[Opening Available data section]
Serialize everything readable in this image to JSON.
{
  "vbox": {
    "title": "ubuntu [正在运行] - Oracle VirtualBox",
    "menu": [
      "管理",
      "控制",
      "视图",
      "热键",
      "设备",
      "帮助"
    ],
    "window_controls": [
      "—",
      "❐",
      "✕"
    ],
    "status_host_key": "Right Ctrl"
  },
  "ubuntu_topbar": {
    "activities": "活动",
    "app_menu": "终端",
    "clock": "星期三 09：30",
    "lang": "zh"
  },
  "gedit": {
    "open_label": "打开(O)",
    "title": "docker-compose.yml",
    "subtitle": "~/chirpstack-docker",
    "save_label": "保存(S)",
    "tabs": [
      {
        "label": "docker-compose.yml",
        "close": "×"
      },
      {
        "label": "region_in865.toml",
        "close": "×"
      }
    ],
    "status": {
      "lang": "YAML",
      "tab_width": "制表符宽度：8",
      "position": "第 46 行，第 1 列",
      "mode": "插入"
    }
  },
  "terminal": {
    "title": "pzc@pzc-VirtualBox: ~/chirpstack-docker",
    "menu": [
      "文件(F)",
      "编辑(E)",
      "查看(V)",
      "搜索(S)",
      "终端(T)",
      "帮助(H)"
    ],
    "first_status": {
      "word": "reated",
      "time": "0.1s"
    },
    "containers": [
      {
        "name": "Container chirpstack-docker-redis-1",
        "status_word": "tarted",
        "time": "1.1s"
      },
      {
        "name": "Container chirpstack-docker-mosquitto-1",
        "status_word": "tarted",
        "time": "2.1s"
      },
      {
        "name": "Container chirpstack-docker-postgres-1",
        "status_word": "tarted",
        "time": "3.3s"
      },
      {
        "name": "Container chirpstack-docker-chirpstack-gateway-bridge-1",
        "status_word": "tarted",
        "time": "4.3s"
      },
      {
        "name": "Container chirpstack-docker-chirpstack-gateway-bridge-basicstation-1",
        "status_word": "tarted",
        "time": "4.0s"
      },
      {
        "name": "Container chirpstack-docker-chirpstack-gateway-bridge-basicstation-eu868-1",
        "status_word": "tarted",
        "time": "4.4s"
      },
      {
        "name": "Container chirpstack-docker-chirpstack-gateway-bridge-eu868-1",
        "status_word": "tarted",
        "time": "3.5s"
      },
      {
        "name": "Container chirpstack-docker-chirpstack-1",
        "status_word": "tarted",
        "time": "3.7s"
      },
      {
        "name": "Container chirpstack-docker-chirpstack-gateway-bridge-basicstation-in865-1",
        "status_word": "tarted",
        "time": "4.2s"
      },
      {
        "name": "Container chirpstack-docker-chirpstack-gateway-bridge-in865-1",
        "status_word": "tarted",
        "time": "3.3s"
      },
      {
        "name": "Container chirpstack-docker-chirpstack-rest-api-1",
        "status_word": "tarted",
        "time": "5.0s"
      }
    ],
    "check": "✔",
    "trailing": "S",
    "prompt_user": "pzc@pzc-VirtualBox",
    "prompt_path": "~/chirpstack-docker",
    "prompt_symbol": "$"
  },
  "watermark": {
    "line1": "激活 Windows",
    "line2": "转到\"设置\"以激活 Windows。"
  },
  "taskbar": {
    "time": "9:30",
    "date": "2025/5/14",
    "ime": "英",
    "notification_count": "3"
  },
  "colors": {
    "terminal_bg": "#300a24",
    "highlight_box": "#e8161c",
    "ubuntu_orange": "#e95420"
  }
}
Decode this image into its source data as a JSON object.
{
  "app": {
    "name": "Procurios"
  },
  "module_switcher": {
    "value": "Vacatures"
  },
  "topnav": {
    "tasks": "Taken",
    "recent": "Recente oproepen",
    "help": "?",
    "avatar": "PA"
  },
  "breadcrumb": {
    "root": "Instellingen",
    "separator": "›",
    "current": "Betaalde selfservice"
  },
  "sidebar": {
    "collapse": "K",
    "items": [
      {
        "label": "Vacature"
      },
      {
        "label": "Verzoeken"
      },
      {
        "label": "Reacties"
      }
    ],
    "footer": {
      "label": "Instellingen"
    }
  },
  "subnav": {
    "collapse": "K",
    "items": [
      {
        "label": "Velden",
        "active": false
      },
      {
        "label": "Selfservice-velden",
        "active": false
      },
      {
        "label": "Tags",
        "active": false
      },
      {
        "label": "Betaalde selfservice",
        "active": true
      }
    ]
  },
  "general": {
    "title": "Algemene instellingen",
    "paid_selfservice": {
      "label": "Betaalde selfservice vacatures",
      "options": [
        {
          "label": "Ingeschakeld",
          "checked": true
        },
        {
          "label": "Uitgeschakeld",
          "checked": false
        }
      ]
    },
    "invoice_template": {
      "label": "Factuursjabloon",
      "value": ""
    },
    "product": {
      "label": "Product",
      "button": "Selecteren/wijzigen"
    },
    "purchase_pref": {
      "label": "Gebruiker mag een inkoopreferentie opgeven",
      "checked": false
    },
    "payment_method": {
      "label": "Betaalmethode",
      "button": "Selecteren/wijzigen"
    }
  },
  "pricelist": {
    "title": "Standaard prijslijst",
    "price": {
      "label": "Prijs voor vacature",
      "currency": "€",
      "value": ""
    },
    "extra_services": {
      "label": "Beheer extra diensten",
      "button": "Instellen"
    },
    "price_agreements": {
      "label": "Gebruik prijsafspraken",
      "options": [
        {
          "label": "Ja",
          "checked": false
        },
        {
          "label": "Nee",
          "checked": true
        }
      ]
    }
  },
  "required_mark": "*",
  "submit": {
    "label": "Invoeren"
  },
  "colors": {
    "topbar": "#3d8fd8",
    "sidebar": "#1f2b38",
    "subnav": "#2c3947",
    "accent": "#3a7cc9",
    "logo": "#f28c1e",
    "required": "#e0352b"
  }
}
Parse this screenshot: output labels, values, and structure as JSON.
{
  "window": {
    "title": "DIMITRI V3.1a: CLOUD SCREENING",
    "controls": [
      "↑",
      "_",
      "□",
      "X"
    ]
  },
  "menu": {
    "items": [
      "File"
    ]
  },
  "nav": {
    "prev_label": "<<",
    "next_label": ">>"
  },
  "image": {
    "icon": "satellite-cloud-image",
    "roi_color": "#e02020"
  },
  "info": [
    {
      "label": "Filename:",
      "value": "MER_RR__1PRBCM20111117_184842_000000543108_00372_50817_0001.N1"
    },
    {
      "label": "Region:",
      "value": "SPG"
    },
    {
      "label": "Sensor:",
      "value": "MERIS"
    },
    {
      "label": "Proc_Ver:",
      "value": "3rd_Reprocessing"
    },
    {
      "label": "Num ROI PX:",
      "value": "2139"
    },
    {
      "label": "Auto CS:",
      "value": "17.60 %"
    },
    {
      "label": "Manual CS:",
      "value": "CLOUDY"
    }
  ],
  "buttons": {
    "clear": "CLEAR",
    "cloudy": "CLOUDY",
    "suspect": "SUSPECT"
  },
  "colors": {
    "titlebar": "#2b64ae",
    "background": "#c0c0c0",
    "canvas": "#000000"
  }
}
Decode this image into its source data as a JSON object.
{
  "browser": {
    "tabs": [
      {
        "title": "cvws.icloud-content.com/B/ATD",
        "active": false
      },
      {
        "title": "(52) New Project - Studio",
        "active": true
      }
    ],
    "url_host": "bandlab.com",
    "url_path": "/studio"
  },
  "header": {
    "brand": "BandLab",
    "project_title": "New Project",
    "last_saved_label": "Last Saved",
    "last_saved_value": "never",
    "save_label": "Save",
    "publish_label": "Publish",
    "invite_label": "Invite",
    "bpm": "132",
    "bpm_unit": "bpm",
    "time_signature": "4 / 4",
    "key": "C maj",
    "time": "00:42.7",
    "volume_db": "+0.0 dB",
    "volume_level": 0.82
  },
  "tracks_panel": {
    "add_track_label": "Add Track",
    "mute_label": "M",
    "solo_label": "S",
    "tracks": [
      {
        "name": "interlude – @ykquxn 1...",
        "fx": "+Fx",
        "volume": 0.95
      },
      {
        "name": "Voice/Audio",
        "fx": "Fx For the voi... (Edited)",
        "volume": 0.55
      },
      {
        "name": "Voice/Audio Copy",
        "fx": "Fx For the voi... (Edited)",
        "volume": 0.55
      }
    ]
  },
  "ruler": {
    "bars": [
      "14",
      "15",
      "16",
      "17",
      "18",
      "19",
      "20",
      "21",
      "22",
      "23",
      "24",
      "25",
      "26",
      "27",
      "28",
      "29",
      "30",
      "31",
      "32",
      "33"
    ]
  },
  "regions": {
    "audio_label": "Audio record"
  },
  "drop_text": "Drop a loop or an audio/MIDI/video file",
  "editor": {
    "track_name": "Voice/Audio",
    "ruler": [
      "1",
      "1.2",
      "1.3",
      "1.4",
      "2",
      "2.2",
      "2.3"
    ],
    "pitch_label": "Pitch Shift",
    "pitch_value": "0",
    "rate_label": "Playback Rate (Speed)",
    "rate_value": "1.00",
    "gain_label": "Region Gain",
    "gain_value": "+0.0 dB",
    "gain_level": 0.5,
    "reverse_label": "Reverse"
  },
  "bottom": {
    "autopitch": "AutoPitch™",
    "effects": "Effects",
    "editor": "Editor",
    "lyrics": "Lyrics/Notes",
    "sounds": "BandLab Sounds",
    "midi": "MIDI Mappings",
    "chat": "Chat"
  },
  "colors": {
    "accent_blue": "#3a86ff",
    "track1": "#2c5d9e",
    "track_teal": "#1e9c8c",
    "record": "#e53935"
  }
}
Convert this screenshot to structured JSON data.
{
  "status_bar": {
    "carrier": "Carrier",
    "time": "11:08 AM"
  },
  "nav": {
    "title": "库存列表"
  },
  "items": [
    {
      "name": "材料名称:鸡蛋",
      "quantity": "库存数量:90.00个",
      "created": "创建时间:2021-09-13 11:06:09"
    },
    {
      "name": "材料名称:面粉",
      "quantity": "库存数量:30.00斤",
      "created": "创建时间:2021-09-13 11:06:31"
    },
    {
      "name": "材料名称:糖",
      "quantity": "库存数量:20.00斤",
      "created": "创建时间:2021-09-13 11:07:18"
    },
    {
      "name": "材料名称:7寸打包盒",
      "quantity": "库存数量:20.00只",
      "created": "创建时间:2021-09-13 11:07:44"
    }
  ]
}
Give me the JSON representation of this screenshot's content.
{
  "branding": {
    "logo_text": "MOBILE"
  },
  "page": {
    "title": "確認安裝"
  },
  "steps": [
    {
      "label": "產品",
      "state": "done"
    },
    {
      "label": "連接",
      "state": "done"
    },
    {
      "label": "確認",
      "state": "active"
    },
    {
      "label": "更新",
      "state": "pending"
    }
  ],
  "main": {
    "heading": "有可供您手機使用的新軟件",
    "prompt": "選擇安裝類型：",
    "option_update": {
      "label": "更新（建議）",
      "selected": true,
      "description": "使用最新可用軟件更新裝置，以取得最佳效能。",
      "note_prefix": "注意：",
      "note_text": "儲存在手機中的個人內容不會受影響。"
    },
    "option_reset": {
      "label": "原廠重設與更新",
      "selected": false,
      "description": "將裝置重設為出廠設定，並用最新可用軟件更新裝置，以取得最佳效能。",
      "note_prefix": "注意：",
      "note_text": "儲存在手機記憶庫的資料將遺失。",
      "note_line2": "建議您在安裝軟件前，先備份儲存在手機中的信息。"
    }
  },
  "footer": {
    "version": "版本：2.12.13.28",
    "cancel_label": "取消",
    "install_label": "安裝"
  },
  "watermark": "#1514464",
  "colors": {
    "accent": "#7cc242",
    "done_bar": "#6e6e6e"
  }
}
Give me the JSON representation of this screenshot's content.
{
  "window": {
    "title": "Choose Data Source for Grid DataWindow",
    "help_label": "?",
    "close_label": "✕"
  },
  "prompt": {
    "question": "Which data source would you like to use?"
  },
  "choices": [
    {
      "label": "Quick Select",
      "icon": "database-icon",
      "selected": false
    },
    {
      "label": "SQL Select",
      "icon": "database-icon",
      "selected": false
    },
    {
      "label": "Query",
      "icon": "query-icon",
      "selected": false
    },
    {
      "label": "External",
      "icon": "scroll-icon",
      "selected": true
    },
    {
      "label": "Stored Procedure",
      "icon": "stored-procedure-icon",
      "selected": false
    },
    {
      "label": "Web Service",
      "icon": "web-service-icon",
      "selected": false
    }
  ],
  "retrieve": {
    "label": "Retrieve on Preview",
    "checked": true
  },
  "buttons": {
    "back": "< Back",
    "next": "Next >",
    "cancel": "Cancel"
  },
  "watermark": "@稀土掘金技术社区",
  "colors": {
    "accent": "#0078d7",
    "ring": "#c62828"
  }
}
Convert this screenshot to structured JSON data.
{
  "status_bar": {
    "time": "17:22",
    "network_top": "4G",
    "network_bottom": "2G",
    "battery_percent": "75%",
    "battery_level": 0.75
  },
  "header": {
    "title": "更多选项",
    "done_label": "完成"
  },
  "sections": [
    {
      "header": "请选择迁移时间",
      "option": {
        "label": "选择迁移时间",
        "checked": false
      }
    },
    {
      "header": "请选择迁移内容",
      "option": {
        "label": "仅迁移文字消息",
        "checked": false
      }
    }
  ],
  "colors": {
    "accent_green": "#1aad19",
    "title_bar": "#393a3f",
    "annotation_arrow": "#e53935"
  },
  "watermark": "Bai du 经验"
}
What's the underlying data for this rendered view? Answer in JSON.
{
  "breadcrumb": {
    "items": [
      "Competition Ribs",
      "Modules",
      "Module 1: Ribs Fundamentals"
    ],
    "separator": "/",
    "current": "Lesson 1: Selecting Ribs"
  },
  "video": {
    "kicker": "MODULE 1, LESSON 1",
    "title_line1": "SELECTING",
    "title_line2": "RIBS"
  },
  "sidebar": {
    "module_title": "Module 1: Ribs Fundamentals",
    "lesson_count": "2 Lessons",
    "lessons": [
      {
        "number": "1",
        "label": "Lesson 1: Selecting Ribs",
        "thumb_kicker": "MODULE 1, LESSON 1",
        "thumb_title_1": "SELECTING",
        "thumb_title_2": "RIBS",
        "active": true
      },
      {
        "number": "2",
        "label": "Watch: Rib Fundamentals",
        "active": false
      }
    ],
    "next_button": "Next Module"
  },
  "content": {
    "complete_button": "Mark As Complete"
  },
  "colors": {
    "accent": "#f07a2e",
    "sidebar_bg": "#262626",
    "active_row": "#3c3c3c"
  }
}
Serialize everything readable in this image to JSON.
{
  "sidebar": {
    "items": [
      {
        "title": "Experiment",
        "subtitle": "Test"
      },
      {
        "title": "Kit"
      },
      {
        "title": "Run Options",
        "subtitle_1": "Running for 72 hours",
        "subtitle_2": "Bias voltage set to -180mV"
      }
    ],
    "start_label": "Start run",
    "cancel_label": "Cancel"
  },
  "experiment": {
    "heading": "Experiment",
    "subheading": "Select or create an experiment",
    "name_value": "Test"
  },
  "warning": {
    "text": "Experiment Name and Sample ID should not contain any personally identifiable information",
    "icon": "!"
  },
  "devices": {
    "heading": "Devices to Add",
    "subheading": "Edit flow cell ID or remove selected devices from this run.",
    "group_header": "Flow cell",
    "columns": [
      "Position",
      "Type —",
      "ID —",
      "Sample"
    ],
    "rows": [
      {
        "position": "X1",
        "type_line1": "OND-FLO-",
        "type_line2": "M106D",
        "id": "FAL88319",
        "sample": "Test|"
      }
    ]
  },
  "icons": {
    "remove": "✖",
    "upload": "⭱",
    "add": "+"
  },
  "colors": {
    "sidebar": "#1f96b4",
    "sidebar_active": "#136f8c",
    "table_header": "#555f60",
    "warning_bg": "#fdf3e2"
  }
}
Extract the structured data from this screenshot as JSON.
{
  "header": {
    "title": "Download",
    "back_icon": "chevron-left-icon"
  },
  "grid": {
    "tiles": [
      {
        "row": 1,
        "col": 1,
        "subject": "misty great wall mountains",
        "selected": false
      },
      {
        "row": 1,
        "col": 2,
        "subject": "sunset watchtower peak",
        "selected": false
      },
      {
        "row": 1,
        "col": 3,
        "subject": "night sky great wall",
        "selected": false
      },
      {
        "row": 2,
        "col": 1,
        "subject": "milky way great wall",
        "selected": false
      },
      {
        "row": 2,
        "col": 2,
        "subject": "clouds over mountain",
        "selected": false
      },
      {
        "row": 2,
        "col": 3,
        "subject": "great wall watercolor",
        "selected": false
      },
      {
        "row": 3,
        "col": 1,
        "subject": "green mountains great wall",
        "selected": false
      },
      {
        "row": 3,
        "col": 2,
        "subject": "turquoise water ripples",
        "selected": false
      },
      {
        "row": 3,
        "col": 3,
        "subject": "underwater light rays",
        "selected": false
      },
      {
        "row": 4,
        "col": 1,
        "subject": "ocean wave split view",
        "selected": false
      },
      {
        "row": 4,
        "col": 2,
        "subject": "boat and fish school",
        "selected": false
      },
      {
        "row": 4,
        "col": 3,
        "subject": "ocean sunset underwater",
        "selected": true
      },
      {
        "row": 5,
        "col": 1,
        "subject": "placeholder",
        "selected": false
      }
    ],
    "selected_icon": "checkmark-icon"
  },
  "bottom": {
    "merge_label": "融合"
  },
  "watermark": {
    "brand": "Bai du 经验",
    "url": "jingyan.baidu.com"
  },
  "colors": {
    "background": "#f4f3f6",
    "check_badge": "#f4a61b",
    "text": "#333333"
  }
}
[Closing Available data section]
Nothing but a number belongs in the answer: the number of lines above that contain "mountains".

▶ [Answer to this exercise]: 2